[WHAT TO WORK ON]
Copy each line of the data beneath in which the word "đồng" appears.
[[ DATA SUPPLIED, beginning ]]
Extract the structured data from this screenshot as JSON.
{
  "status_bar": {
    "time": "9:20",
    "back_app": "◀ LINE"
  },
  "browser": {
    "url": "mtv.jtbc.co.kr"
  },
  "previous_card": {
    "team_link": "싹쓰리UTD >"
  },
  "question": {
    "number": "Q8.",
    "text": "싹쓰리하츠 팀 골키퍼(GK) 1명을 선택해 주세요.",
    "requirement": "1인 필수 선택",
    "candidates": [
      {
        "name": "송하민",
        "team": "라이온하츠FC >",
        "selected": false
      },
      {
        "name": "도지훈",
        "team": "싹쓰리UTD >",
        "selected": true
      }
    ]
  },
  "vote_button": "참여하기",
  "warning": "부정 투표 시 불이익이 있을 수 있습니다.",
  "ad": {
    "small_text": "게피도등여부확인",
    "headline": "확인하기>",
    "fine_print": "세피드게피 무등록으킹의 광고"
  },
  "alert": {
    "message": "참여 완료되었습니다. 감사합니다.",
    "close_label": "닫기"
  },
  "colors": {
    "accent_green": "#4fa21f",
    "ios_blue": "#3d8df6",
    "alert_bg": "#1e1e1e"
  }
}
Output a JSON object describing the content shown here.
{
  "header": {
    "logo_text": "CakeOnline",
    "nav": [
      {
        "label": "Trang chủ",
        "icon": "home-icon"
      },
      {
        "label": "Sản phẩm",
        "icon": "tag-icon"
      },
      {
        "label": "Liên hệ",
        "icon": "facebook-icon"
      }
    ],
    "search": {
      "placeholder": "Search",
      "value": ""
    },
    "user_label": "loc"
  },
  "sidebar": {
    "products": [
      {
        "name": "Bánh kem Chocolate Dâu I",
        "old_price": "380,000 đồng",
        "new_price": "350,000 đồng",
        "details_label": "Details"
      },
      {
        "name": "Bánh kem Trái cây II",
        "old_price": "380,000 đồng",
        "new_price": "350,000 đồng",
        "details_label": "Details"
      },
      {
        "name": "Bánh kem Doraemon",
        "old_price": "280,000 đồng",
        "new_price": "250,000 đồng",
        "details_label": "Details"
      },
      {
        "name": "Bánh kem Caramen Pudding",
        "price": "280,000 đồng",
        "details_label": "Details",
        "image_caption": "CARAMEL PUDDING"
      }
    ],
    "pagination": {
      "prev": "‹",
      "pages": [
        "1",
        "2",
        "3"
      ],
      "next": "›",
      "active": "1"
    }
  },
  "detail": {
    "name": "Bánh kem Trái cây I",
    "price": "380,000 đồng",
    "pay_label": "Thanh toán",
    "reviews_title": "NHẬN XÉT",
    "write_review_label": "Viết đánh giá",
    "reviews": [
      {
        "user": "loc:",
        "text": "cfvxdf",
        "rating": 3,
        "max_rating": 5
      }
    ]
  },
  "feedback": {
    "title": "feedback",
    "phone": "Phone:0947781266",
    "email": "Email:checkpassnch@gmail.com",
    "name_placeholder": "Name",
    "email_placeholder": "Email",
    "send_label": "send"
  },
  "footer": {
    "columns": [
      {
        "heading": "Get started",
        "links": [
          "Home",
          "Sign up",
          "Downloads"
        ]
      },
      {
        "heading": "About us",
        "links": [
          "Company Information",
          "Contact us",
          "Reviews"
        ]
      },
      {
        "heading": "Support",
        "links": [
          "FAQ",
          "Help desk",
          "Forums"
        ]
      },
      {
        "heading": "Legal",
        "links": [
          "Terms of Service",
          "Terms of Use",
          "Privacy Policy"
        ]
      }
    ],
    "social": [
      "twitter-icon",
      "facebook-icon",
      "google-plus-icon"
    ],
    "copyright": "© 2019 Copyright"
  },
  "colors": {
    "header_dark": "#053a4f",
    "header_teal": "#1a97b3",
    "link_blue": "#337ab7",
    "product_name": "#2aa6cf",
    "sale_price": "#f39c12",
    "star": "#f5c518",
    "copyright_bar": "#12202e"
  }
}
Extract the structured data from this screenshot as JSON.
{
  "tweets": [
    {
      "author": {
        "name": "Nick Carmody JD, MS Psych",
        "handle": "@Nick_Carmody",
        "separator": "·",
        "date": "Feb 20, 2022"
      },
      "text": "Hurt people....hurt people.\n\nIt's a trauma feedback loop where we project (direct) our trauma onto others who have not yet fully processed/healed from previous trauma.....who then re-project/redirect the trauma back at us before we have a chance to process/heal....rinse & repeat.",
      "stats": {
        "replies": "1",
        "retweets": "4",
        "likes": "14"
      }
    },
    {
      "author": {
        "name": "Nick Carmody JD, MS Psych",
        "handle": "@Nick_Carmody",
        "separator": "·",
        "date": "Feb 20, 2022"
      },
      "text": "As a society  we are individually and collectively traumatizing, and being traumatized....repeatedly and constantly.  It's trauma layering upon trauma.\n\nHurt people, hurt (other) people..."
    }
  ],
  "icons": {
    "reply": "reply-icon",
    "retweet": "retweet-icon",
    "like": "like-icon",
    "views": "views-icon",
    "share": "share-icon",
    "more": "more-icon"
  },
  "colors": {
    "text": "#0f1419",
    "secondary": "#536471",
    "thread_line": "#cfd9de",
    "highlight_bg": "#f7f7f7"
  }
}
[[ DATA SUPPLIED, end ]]
[WRITTEN ANSWER]
        "old_price": "380,000 đồng",
        "new_price": "350,000 đồng",
        "old_price": "380,000 đồng",
        "new_price": "350,000 đồng",
        "old_price": "280,000 đồng",
        "new_price": "250,000 đồng",
        "price": "280,000 đồng",
    "price": "380,000 đồng",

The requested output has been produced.